> _Prompt_
From the first line to the last, copy the listing below word for word.

> _Extracted material_
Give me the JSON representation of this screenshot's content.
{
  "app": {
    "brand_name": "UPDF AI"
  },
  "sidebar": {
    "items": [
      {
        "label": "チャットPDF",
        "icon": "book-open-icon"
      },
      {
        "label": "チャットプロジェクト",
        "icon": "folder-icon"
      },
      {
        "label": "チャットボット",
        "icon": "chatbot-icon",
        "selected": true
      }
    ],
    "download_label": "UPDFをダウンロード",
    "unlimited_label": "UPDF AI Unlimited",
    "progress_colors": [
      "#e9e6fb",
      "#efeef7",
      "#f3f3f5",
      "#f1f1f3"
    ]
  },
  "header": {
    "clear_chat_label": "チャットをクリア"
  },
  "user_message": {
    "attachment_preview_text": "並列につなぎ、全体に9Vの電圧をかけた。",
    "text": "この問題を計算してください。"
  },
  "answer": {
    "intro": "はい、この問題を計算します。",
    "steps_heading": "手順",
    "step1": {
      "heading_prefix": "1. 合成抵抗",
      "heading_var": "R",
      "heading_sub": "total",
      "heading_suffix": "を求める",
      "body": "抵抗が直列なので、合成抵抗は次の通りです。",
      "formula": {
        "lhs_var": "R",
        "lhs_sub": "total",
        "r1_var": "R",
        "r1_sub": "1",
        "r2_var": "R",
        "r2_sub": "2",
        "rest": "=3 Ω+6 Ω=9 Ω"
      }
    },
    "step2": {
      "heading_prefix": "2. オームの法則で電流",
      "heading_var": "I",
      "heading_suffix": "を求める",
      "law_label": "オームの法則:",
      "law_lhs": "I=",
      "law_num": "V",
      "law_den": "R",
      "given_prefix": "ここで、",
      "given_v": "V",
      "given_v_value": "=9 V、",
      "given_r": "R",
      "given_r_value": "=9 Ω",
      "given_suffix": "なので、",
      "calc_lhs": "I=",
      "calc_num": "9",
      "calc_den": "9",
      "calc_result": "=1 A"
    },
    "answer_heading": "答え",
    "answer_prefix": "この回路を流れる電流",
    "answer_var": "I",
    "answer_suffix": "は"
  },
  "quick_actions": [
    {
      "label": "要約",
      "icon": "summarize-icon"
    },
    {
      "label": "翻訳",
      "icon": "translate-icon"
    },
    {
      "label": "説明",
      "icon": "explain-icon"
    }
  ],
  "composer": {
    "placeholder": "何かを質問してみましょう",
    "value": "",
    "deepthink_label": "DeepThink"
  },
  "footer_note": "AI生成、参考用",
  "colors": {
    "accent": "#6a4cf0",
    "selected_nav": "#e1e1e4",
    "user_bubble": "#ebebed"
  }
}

> _Reply to the task_
Give me the JSON representation of this screenshot's content.
{
  "app": {
    "brand_name": "UPDF AI"
  },
  "sidebar": {
    "items": [
      {
        "label": "チャットPDF",
        "icon": "book-open-icon"
      },
      {
        "label": "チャットプロジェクト",
        "icon": "folder-icon"
      },
      {
        "label": "チャットボット",
        "icon": "chatbot-icon",
        "selected": true
      }
    ],
    "download_label": "UPDFをダウンロード",
    "unlimited_label": "UPDF AI Unlimited",
    "progress_colors": [
      "#e9e6fb",
      "#efeef7",
      "#f3f3f5",
      "#f1f1f3"
    ]
  },
  "header": {
    "clear_chat_label": "チャットをクリア"
  },
  "user_message": {
    "attachment_preview_text": "並列につなぎ、全体に9Vの電圧をかけた。",
    "text": "この問題を計算してください。"
  },
  "answer": {
    "intro": "はい、この問題を計算します。",
    "steps_heading": "手順",
    "step1": {
      "heading_prefix": "1. 合成抵抗",
      "heading_var": "R",
      "heading_sub": "total",
      "heading_suffix": "を求める",
      "body": "抵抗が直列なので、合成抵抗は次の通りです。",
      "formula": {
        "lhs_var": "R",
        "lhs_sub": "total",
        "r1_var": "R",
        "r1_sub": "1",
        "r2_var": "R",
        "r2_sub": "2",
        "rest": "=3 Ω+6 Ω=9 Ω"
      }
    },
    "step2": {
      "heading_prefix": "2. オームの法則で電流",
      "heading_var": "I",
      "heading_suffix": "を求める",
      "law_label": "オームの法則:",
      "law_lhs": "I=",
      "law_num": "V",
      "law_den": "R",
      "given_prefix": "ここで、",
      "given_v": "V",
      "given_v_value": "=9 V、",
      "given_r": "R",
      "given_r_value": "=9 Ω",
      "given_suffix": "なので、",
      "calc_lhs": "I=",
      "calc_num": "9",
      "calc_den": "9",
      "calc_result": "=1 A"
    },
    "answer_heading": "答え",
    "answer_prefix": "この回路を流れる電流",
    "answer_var": "I",
    "answer_suffix": "は"
  },
  "quick_actions": [
    {
      "label": "要約",
      "icon": "summarize-icon"
    },
    {
      "label": "翻訳",
      "icon": "translate-icon"
    },
    {
      "label": "説明",
      "icon": "explain-icon"
    }
  ],
  "composer": {
    "placeholder": "何かを質問してみましょう",
    "value": "",
    "deepthink_label": "DeepThink"
  },
  "footer_note": "AI生成、参考用",
  "colors": {
    "accent": "#6a4cf0",
    "selected_nav": "#e1e1e4",
    "user_bubble": "#ebebed"
  }
}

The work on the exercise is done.